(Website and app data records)
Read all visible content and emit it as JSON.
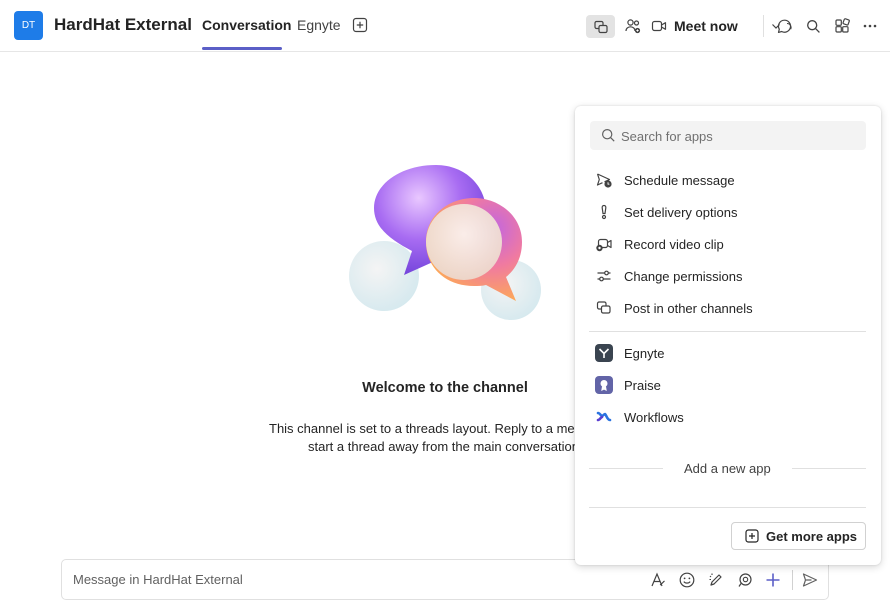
{
  "header": {
    "team_initials": "DT",
    "channel_name": "HardHat External",
    "tabs": [
      {
        "label": "Conversation",
        "active": true
      },
      {
        "label": "Egnyte",
        "active": false
      }
    ],
    "meet_now_label": "Meet now",
    "icons": [
      "apps-icon",
      "people-icon",
      "video-icon",
      "chevron-down-icon",
      "chat-icon",
      "search-icon",
      "extensions-icon",
      "more-icon"
    ]
  },
  "welcome": {
    "title": "Welcome to the channel",
    "line1": "This channel is set to a threads layout. Reply to a mes",
    "line2": "start a thread away from the main conversation"
  },
  "compose": {
    "placeholder": "Message in HardHat External"
  },
  "apps_flyout": {
    "search_placeholder": "Search for apps",
    "actions": [
      {
        "label": "Schedule message",
        "icon": "schedule-send-icon"
      },
      {
        "label": "Set delivery options",
        "icon": "priority-icon"
      },
      {
        "label": "Record video clip",
        "icon": "video-clip-icon"
      },
      {
        "label": "Change permissions",
        "icon": "sliders-icon"
      },
      {
        "label": "Post in other channels",
        "icon": "post-channels-icon"
      }
    ],
    "apps": [
      {
        "label": "Egnyte",
        "icon": "egnyte-icon",
        "color": "#3a4450"
      },
      {
        "label": "Praise",
        "icon": "praise-icon",
        "color": "#6264a7"
      },
      {
        "label": "Workflows",
        "icon": "workflows-icon",
        "color": "#2b73e0"
      }
    ],
    "add_new_app_label": "Add a new app",
    "get_more_apps_label": "Get more apps"
  },
  "colors": {
    "accent": "#5b5fc7",
    "team_avatar": "#1e7ce8"
  }
}
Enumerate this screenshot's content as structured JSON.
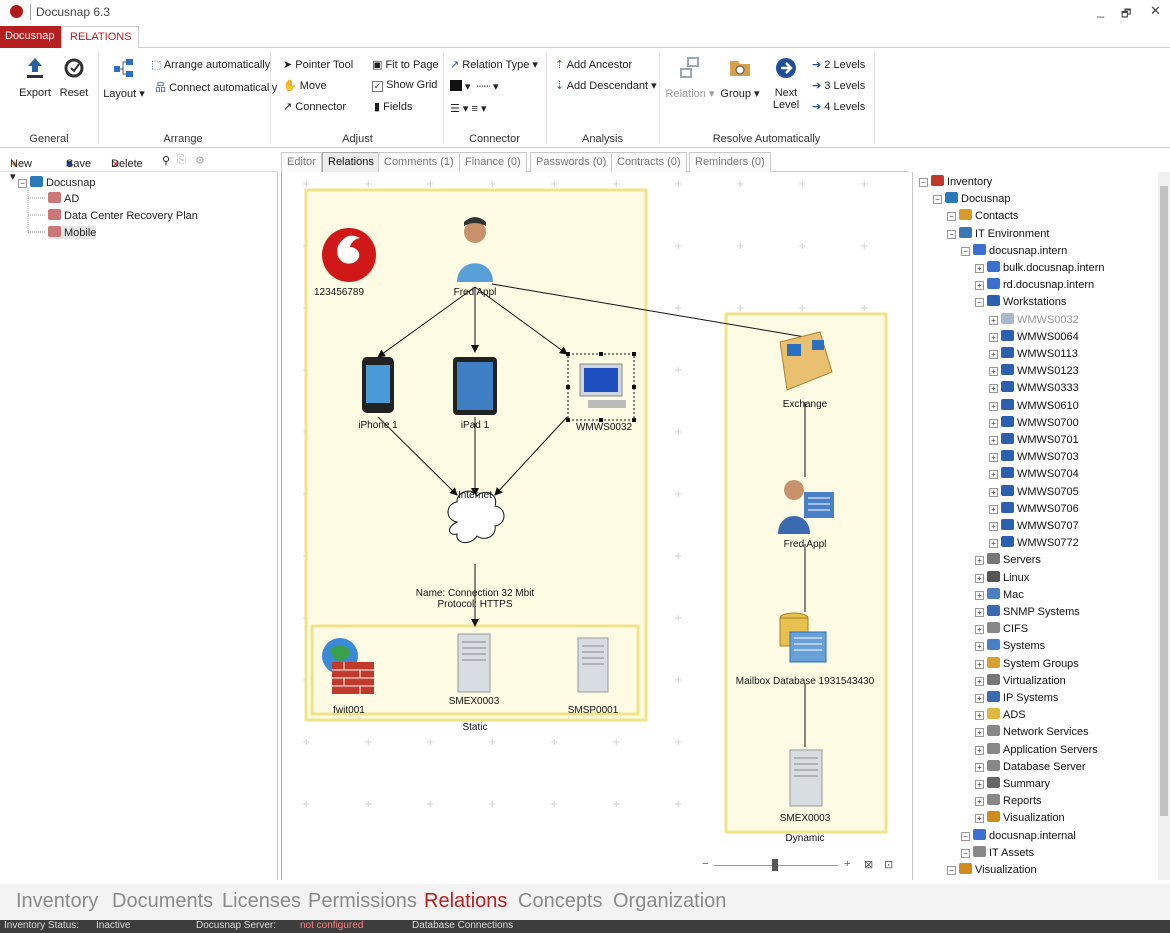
{
  "window": {
    "title": "Docusnap 6.3",
    "minimize": "_",
    "restore": "🗗",
    "close": "✕"
  },
  "ribbon_tabs": {
    "app": "Docusnap",
    "active": "RELATIONS"
  },
  "ribbon": {
    "general": {
      "label": "General",
      "export": "Export",
      "reset": "Reset"
    },
    "arrange": {
      "label": "Arrange",
      "layout": "Layout ▾",
      "arrange_auto": "Arrange automatically",
      "connect_auto": "Connect automatically"
    },
    "adjust": {
      "label": "Adjust",
      "pointer": "Pointer Tool",
      "move": "Move",
      "connector": "Connector",
      "fit": "Fit to Page",
      "grid": "Show Grid",
      "fields": "Fields"
    },
    "connector": {
      "label": "Connector",
      "relation_type": "Relation Type ▾"
    },
    "analysis": {
      "label": "Analysis",
      "add_ancestor": "Add Ancestor",
      "add_descendant": "Add Descendant ▾"
    },
    "resolve": {
      "label": "Resolve Automatically",
      "relation": "Relation ▾",
      "group": "Group ▾",
      "next_level_1": "Next",
      "next_level_2": "Level",
      "lvl2": "2 Levels",
      "lvl3": "3 Levels",
      "lvl4": "4 Levels"
    }
  },
  "left_toolbar": {
    "new": "New ▾",
    "save": "Save",
    "delete": "Delete"
  },
  "left_tree": {
    "root": "Docusnap",
    "items": [
      {
        "label": "AD"
      },
      {
        "label": "Data Center Recovery Plan"
      },
      {
        "label": "Mobile"
      }
    ]
  },
  "doc_tabs": [
    {
      "label": "Editor",
      "active": false
    },
    {
      "label": "Relations",
      "active": true
    },
    {
      "label": "Comments (1)",
      "active": false
    },
    {
      "label": "Finance (0)",
      "active": false
    },
    {
      "label": "Passwords (0)",
      "active": false
    },
    {
      "label": "Contracts (0)",
      "active": false
    },
    {
      "label": "Reminders (0)",
      "active": false
    }
  ],
  "diagram": {
    "nodes": {
      "vodafone": "123456789",
      "fred": "Fred Appl",
      "iphone": "iPhone 1",
      "ipad": "iPad 1",
      "ws": "WMWS0032",
      "internet": "Internet",
      "connection_name": "Name: Connection 32 Mbit",
      "connection_protocol": "Protocol: HTTPS",
      "fwit": "fwit001",
      "smex": "SMEX0003",
      "smsp": "SMSP0001",
      "static": "Static",
      "exchange": "Exchange",
      "fred2": "Fred Appl",
      "mailbox": "Mailbox Database 1931543430",
      "smex2": "SMEX0003",
      "dynamic": "Dynamic"
    }
  },
  "right_tree": [
    {
      "label": "Inventory",
      "level": 0,
      "color": "#c0392b"
    },
    {
      "label": "Docusnap",
      "level": 1,
      "color": "#2a7ab8"
    },
    {
      "label": "Contacts",
      "level": 2,
      "color": "#d89a2a"
    },
    {
      "label": "IT Environment",
      "level": 2,
      "color": "#3a78b5"
    },
    {
      "label": "docusnap.intern",
      "level": 3,
      "color": "#3b6fd0"
    },
    {
      "label": "bulk.docusnap.intern",
      "level": 4,
      "color": "#3b6fd0"
    },
    {
      "label": "rd.docusnap.intern",
      "level": 4,
      "color": "#3b6fd0"
    },
    {
      "label": "Workstations",
      "level": 4,
      "color": "#2b5fb0"
    },
    {
      "label": "WMWS0032",
      "level": 5,
      "color": "#aab8cc",
      "dim": true
    },
    {
      "label": "WMWS0064",
      "level": 5,
      "color": "#2b5fb0"
    },
    {
      "label": "WMWS0113",
      "level": 5,
      "color": "#2b5fb0"
    },
    {
      "label": "WMWS0123",
      "level": 5,
      "color": "#2b5fb0"
    },
    {
      "label": "WMWS0333",
      "level": 5,
      "color": "#2b5fb0"
    },
    {
      "label": "WMWS0610",
      "level": 5,
      "color": "#2b5fb0"
    },
    {
      "label": "WMWS0700",
      "level": 5,
      "color": "#2b5fb0"
    },
    {
      "label": "WMWS0701",
      "level": 5,
      "color": "#2b5fb0"
    },
    {
      "label": "WMWS0703",
      "level": 5,
      "color": "#2b5fb0"
    },
    {
      "label": "WMWS0704",
      "level": 5,
      "color": "#2b5fb0"
    },
    {
      "label": "WMWS0705",
      "level": 5,
      "color": "#2b5fb0"
    },
    {
      "label": "WMWS0706",
      "level": 5,
      "color": "#2b5fb0"
    },
    {
      "label": "WMWS0707",
      "level": 5,
      "color": "#2b5fb0"
    },
    {
      "label": "WMWS0772",
      "level": 5,
      "color": "#2b5fb0"
    },
    {
      "label": "Servers",
      "level": 4,
      "color": "#777777"
    },
    {
      "label": "Linux",
      "level": 4,
      "color": "#555555"
    },
    {
      "label": "Mac",
      "level": 4,
      "color": "#4a7fc0"
    },
    {
      "label": "SNMP Systems",
      "level": 4,
      "color": "#3a6ab0"
    },
    {
      "label": "CIFS",
      "level": 4,
      "color": "#888888"
    },
    {
      "label": "Systems",
      "level": 4,
      "color": "#4a80c8"
    },
    {
      "label": "System Groups",
      "level": 4,
      "color": "#d8a030"
    },
    {
      "label": "Virtualization",
      "level": 4,
      "color": "#777777"
    },
    {
      "label": "IP Systems",
      "level": 4,
      "color": "#3a6ab0"
    },
    {
      "label": "ADS",
      "level": 4,
      "color": "#e0b840"
    },
    {
      "label": "Network Services",
      "level": 4,
      "color": "#888888"
    },
    {
      "label": "Application Servers",
      "level": 4,
      "color": "#888888"
    },
    {
      "label": "Database Server",
      "level": 4,
      "color": "#888888"
    },
    {
      "label": "Summary",
      "level": 4,
      "color": "#666666"
    },
    {
      "label": "Reports",
      "level": 4,
      "color": "#888888"
    },
    {
      "label": "Visualization",
      "level": 4,
      "color": "#d08a20"
    },
    {
      "label": "docusnap.internal",
      "level": 3,
      "color": "#3b6fd0"
    },
    {
      "label": "IT Assets",
      "level": 3,
      "color": "#888888"
    },
    {
      "label": "Visualization",
      "level": 2,
      "color": "#d08a20"
    }
  ],
  "bottom_nav": [
    {
      "label": "Inventory",
      "active": false
    },
    {
      "label": "Documents",
      "active": false
    },
    {
      "label": "Licenses",
      "active": false
    },
    {
      "label": "Permissions",
      "active": false
    },
    {
      "label": "Relations",
      "active": true
    },
    {
      "label": "Concepts",
      "active": false
    },
    {
      "label": "Organization",
      "active": false
    }
  ],
  "status": {
    "inventory": "Inventory Status:",
    "inactive": "Inactive",
    "server": "Docusnap Server:",
    "not_configured": "not configured",
    "db": "Database Connections"
  },
  "colors": {
    "accent": "#b51f1f",
    "group_border": "#f0e38a",
    "group_fill": "#fdfbe4"
  }
}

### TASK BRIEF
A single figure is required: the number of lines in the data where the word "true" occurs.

### PROBLEM SOLUTION
4